SALEM, Ore.— The Oregon Legislature will be considering a number of recommendations for changes related to the statewide wildfire risk map during the 2023 session, some of which would substantively change the map itself. Following conversations last week with the Senate Committee on Natural Resources and Wildfire Programs Advisory Council, the state has decided to postpone the release of an updated draft of the map, which was planned for March 2023.
“As we’ve been working with Oregon State University on technical adjustments to the map and planning for community outreach and engagement, we’ve also been keeping a close eye on the policy conversations happening in different venues,” explained Cal Mukumoto, Oregon State Forester and director of the Oregon Department of Forestry. “There were some great recommendations that came out of the Wildfire Programs Advisory Council’s first annual report and opportunities identified by Wildfire Programs Director Doug Grafe related to the map that I hope the Legislature gets the opportunity to explore during this session.”
Those recommendations are in addition to several bills proposing a variety of changes ranging from which areas are assigned a risk classification to abolishing the map entirely. “We want to avoid expending resources on work that may not align with new direction that may come from the Legislature this session,” Mukumoto said.

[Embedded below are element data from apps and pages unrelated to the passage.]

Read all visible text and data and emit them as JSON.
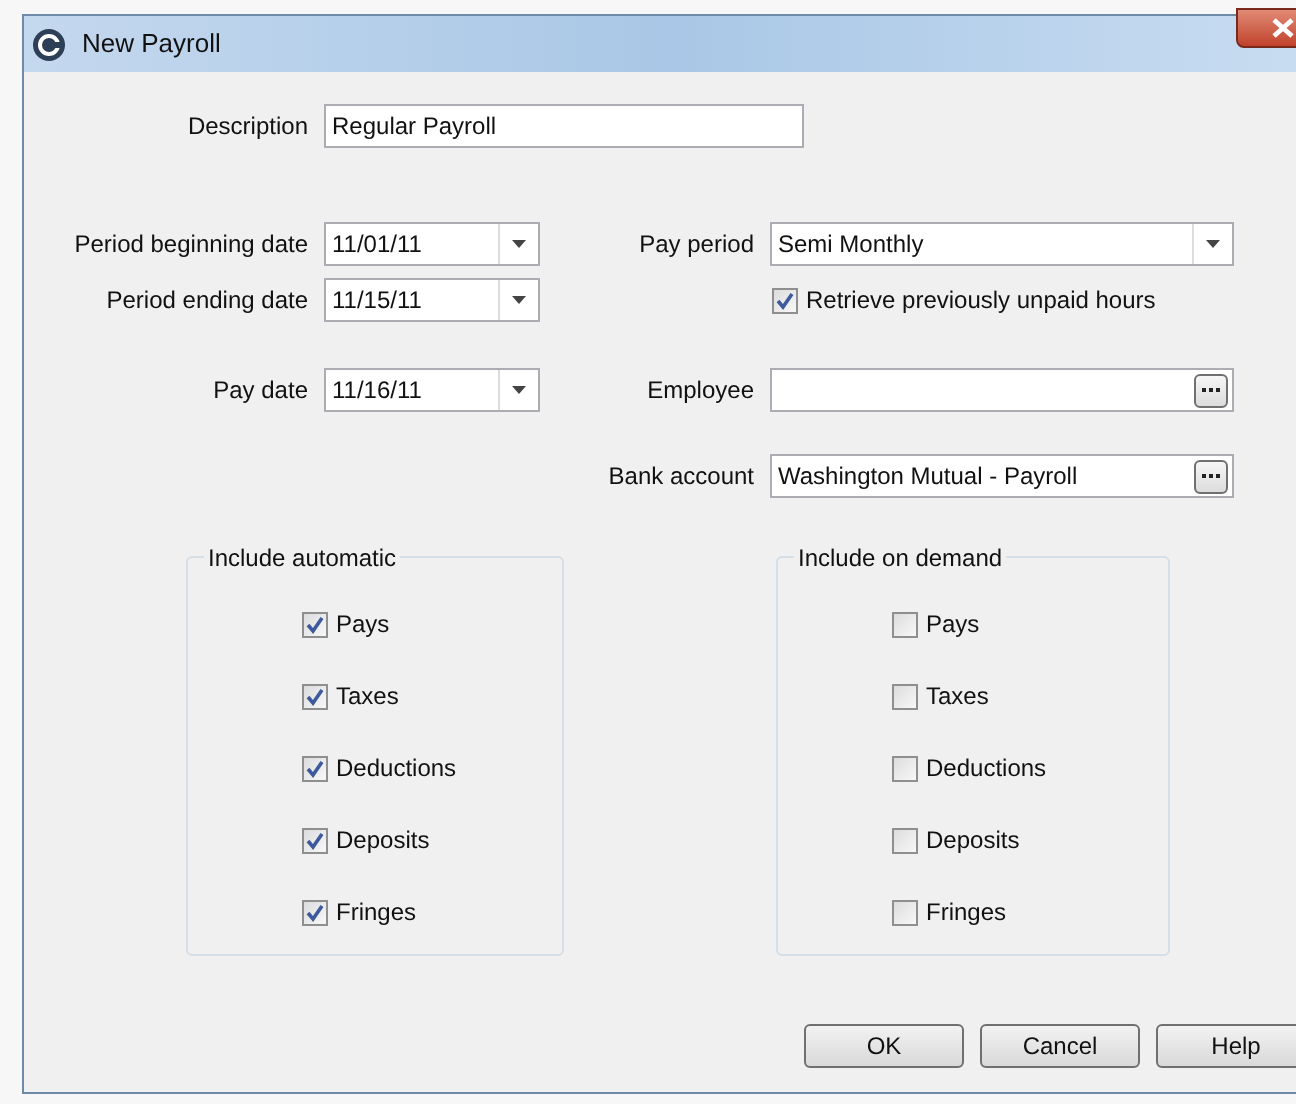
{
  "window": {
    "title": "New Payroll"
  },
  "description": {
    "label": "Description",
    "value": "Regular Payroll"
  },
  "dates": [
    {
      "label": "Period beginning date",
      "value": "11/01/11"
    },
    {
      "label": "Period ending date",
      "value": "11/15/11"
    },
    {
      "label": "Pay date",
      "value": "11/16/11"
    }
  ],
  "pay_period": {
    "label": "Pay period",
    "value": "Semi Monthly"
  },
  "retrieve_unpaid": {
    "label": "Retrieve previously unpaid hours",
    "checked": true
  },
  "employee": {
    "label": "Employee"
  },
  "bank_account": {
    "label": "Bank account",
    "value": "Washington Mutual - Payroll"
  },
  "groups": [
    {
      "title": "Include automatic",
      "items": [
        {
          "label": "Pays",
          "checked": true
        },
        {
          "label": "Taxes",
          "checked": true
        },
        {
          "label": "Deductions",
          "checked": true
        },
        {
          "label": "Deposits",
          "checked": true
        },
        {
          "label": "Fringes",
          "checked": true
        }
      ]
    },
    {
      "title": "Include on demand",
      "items": [
        {
          "label": "Pays",
          "checked": false
        },
        {
          "label": "Taxes",
          "checked": false
        },
        {
          "label": "Deductions",
          "checked": false
        },
        {
          "label": "Deposits",
          "checked": false
        },
        {
          "label": "Fringes",
          "checked": false
        }
      ]
    }
  ],
  "buttons": [
    "OK",
    "Cancel",
    "Help"
  ]
}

Without knowing what decisions will be made by the Legislature, the department does not yet know how long it will take to implement that direction.
Members of both the Senate Committee on Natural Resources and the Wildfire Programs Advisory Council have expressed support for continued mapping of wildfire hazards to identify where to direct investments in wildfire mitigation activities including fuels reduction and building defensible space.

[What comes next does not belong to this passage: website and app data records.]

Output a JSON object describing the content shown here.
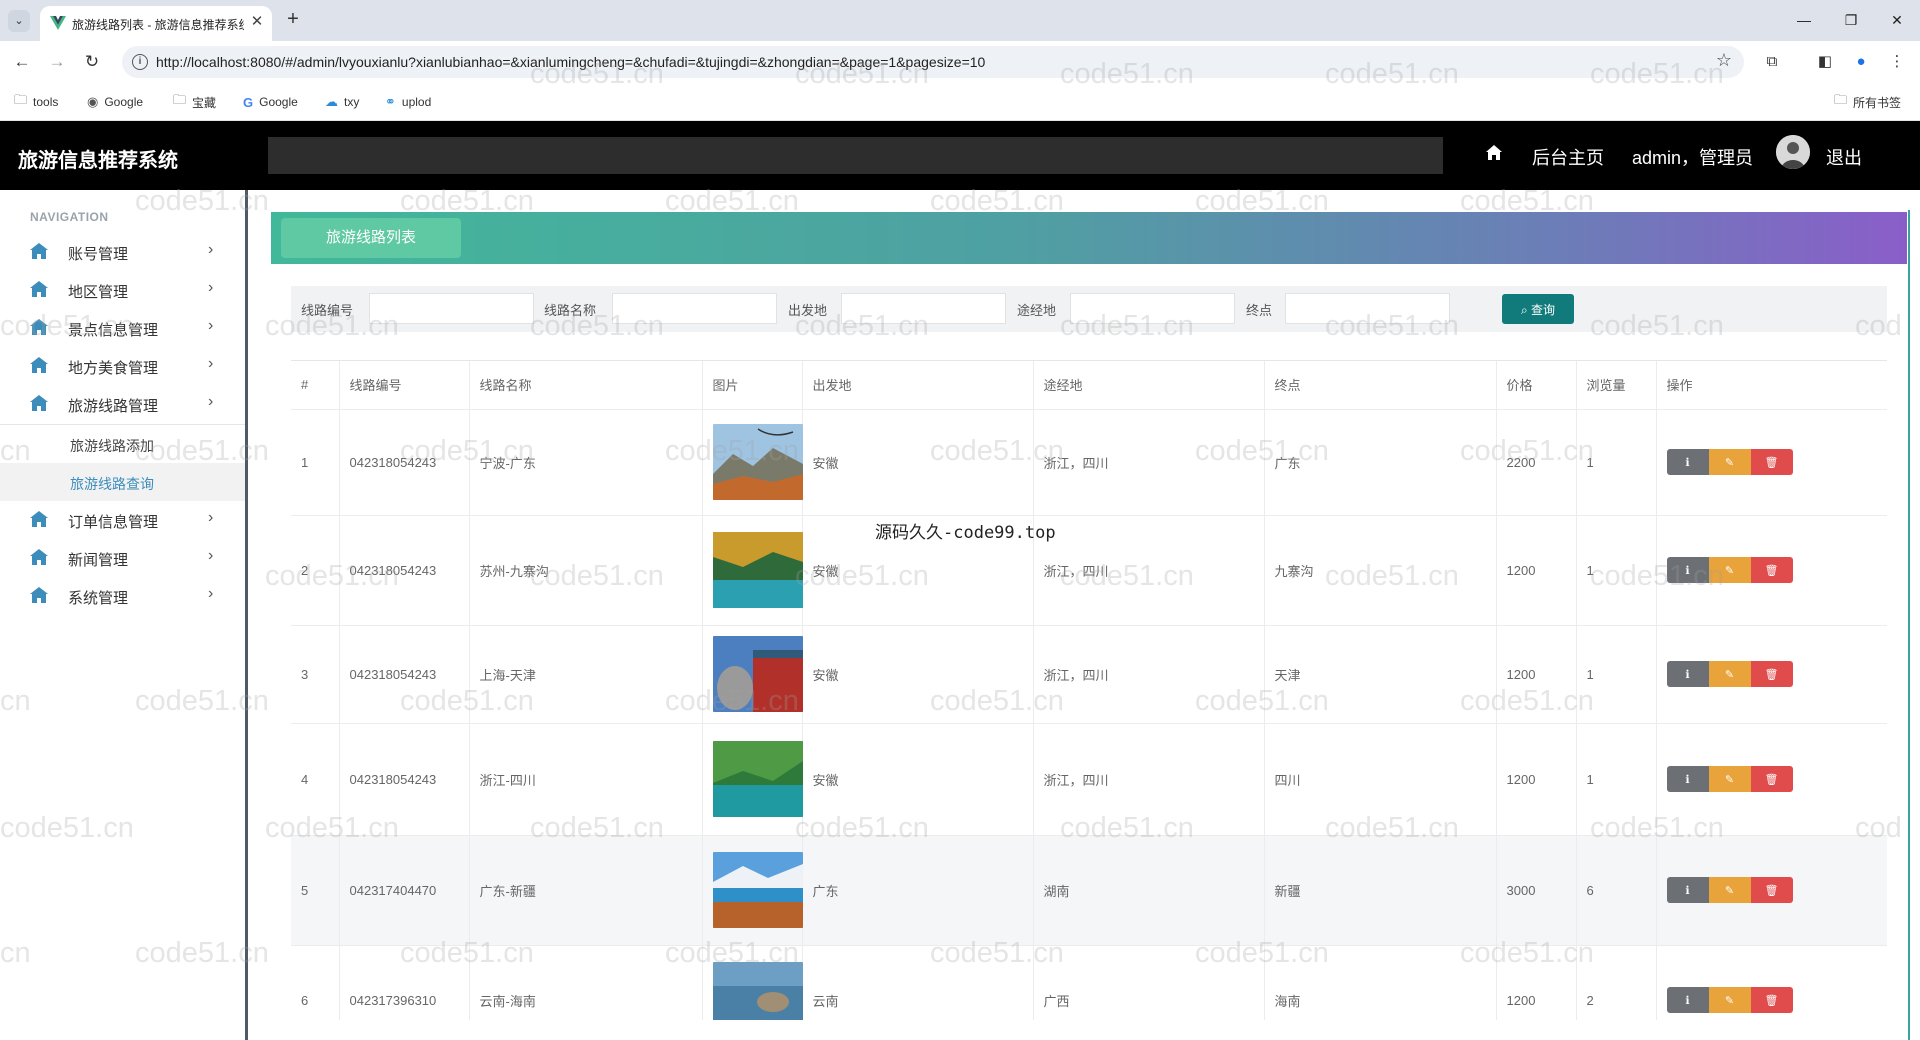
{
  "browser": {
    "tab_title": "旅游线路列表 - 旅游信息推荐系统",
    "tab_close": "✕",
    "new_tab": "+",
    "url": "http://localhost:8080/#/admin/lvyouxianlu?xianlubianhao=&xianlumingcheng=&chufadi=&tujingdi=&zhongdian=&page=1&pagesize=10",
    "bookmarks": [
      "tools",
      "Google",
      "宝藏",
      "Google",
      "txy",
      "uplod"
    ],
    "all_bookmarks": "所有书签"
  },
  "header": {
    "brand": "旅游信息推荐系统",
    "home": "后台主页",
    "user": "admin，管理员",
    "logout": "退出"
  },
  "sidebar": {
    "heading": "NAVIGATION",
    "items": [
      {
        "label": "账号管理"
      },
      {
        "label": "地区管理"
      },
      {
        "label": "景点信息管理"
      },
      {
        "label": "地方美食管理"
      },
      {
        "label": "旅游线路管理"
      },
      {
        "label": "订单信息管理"
      },
      {
        "label": "新闻管理"
      },
      {
        "label": "系统管理"
      }
    ],
    "sub_items": [
      {
        "label": "旅游线路添加"
      },
      {
        "label": "旅游线路查询"
      }
    ]
  },
  "page": {
    "banner_tab": "旅游线路列表",
    "search_button": "查询",
    "filters": [
      {
        "label": "线路编号",
        "value": ""
      },
      {
        "label": "线路名称",
        "value": ""
      },
      {
        "label": "出发地",
        "value": ""
      },
      {
        "label": "途经地",
        "value": ""
      },
      {
        "label": "终点",
        "value": ""
      }
    ]
  },
  "table": {
    "headers": [
      "#",
      "线路编号",
      "线路名称",
      "图片",
      "出发地",
      "途经地",
      "终点",
      "价格",
      "浏览量",
      "操作"
    ],
    "rows": [
      {
        "idx": "1",
        "code": "042318054243",
        "name": "宁波-广东",
        "from": "安徽",
        "via": "浙江，四川",
        "to": "广东",
        "price": "2200",
        "views": "1"
      },
      {
        "idx": "2",
        "code": "042318054243",
        "name": "苏州-九寨沟",
        "from": "安徽",
        "via": "浙江，四川",
        "to": "九寨沟",
        "price": "1200",
        "views": "1"
      },
      {
        "idx": "3",
        "code": "042318054243",
        "name": "上海-天津",
        "from": "安徽",
        "via": "浙江，四川",
        "to": "天津",
        "price": "1200",
        "views": "1"
      },
      {
        "idx": "4",
        "code": "042318054243",
        "name": "浙江-四川",
        "from": "安徽",
        "via": "浙江，四川",
        "to": "四川",
        "price": "1200",
        "views": "1"
      },
      {
        "idx": "5",
        "code": "042317404470",
        "name": "广东-新疆",
        "from": "广东",
        "via": "湖南",
        "to": "新疆",
        "price": "3000",
        "views": "6"
      },
      {
        "idx": "6",
        "code": "042317396310",
        "name": "云南-海南",
        "from": "云南",
        "via": "广西",
        "to": "海南",
        "price": "1200",
        "views": "2"
      }
    ]
  },
  "overlay": "源码久久-code99.top",
  "watermark": "code51.cn",
  "watermark_partial": "cod",
  "watermark_tail": "cn",
  "colors": {
    "header_bg": "#000000",
    "search_btn": "#117a7a",
    "btn_view": "#6c6f73",
    "btn_edit": "#e8a33a",
    "btn_delete": "#e04b4b"
  }
}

“Our goal this session is to get resources and expertise to Oregonians already doing good work on the ground to protect their properties and neighborhoods,” said Sen. Jeff Golden (D), Ashland. Golden chairs the Senate Committee on Natural Resources and was the chief sponsor of SB 762. “It’s important to get that done and to do all we can to ease the homeowner insurance challenges that the era of megafires has brought us before moving forward with any map.”
There is also broad recognition of the need for increased outreach, education and engagement with communities. “We need an integrated, coordinated and robust communications and outreach effort across all Senate Bill 762 programs to help property owners understand what their classification means, how they can better protect their homes and what resources are available to help them with that work,” said Mark Bennett, chair of the Wildfire Programs Advisory Council.
OSU, ODF’s partner in the development of the map, will lend technical expertise to upcoming educational efforts related to wildfire risk and hazard. “We are prepared to support state agencies in education plans and will help develop and implement an operational plan as needed,” said Tom DeLuca, dean of OSU’s College of Forestry. Other state agencies with SB 762 responsibilities that have a nexus to the map are Office of the State Fire Marshal, Department of Consumer and Business Services – Building Codes Division and the Department of Land Conservation and Development.
“The success of this whole program depends on strong collaboration between state government, local leaders and property owners in wildfire-prone areas. Building that partnership has to be job number one over the coming months,” Golden explained. “When we feel like we’re pulling in the same direction, we’ll be ready for a much better conversation about the map.”
While the Legislature is in session, the department will:
- Continue to work with OSU on exploring technical adjustments in response to feedback received on the initial map, including concerns related to irrigated lands and classification differences on adjacent lots.
- Follow the progress of bills related to the risk map to plan quickly and appropriately for any rulemaking actions or other activities required to implement new or changed legislative direction.
- Work with the Wildfire Programs Advisory Council to identify community needs and with partner agencies to leverage opportunities for outreach, education and engagement.